Fig. to earn a lot of money at something; to make a profit at something. This is a good year for drug stocks, and you can cash in on it if you're smart. It's too late to cash in on that particular clothing fad.
McGraw-Hill Dictionary of American Idioms and Phrasal Verbs. © 2002 by The McGraw-Hill Companies, Inc.
1. Settle an account, close a matter, quit, as in I'm simply going to cash in and leave, or The countries of the former Soviet Union have cashed in. [Late 1800s]
2. Profit handsomely, as in When the stock price went up, we really cashed in. This phrase often is extended to cash in on, meaning to take advantage of. [Early 1900s]
3. Also, cash in one's chips. Die, as in If this new treatment fails, Bob may be cashing in his chips before long. This usage was a transfer from quitting a poker game. [Slang; late 1800s]
The American Heritage® Dictionary of Idioms by Christine Ammer. Copyright © 2003, 1997 by The Christine Ammer 1992 Trust. Published by Houghton Mifflin Harcourt Publishing Company. All rights reserved.
1. To exchange something for its equivalent value in currency: After winning a big hand at the blackjack table, I cashed in my chips. As soon as I got to Italy, I cashed my traveler's checks in and went shopping.
2. To withdraw from some venture by or as if by settling one's account: The business was starting to lose money, and I cashed in before the other investors noticed.
3. To exploit some situation in order to profit financially from it: Gas retailers cashed in during the gasoline shortage by raising prices.

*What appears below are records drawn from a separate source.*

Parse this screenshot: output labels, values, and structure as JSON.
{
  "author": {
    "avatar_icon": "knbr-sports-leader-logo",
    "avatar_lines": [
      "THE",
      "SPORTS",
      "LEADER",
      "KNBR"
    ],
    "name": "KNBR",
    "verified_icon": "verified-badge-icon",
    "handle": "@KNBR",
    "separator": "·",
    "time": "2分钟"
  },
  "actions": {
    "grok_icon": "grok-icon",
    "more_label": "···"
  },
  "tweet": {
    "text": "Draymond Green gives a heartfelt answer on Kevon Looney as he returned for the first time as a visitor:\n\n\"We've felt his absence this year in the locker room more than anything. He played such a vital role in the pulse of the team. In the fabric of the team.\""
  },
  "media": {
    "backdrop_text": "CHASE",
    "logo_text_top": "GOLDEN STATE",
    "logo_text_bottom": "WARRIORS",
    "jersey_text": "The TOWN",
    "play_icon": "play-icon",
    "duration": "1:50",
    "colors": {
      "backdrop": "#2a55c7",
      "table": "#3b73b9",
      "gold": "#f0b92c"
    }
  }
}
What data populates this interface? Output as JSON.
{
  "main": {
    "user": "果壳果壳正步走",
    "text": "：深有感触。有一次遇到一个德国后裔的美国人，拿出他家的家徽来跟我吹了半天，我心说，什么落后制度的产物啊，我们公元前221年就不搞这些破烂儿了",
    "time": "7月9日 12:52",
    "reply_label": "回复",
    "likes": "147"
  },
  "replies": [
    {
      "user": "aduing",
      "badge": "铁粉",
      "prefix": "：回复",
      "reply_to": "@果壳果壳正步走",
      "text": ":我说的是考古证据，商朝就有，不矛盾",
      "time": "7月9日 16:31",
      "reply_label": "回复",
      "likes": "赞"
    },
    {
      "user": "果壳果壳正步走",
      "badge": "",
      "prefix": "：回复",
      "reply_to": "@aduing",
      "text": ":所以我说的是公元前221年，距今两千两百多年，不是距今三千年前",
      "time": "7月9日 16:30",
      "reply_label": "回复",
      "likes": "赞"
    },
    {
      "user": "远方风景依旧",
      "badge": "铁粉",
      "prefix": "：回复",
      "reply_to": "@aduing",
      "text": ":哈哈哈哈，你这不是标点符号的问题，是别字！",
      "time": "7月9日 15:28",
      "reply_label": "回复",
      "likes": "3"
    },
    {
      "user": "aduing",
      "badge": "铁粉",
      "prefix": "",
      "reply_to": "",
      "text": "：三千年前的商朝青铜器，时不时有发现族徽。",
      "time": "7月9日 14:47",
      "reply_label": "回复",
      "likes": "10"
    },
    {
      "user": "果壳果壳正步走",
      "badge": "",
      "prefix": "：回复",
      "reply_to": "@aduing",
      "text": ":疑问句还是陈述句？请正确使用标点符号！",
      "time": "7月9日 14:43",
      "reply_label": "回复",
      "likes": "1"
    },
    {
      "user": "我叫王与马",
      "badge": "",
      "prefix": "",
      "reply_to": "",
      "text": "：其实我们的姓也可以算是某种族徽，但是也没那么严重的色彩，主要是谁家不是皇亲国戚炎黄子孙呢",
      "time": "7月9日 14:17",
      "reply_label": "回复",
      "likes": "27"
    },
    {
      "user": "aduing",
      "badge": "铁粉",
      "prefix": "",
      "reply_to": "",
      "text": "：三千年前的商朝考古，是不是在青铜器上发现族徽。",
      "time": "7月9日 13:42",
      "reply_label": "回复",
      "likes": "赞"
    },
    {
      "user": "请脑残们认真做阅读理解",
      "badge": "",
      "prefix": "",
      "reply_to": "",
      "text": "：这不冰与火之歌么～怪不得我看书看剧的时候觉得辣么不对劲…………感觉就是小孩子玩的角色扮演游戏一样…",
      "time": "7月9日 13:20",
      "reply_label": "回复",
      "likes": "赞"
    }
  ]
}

4. Slang To die: My uncle finally cashed in after a long illness.
The American Heritage® Dictionary of Phrasal Verbs. Copyright © 2005 by Houghton Mifflin Harcourt Publishing Company. Published by Houghton Mifflin Harcourt Publishing Company. All rights reserved.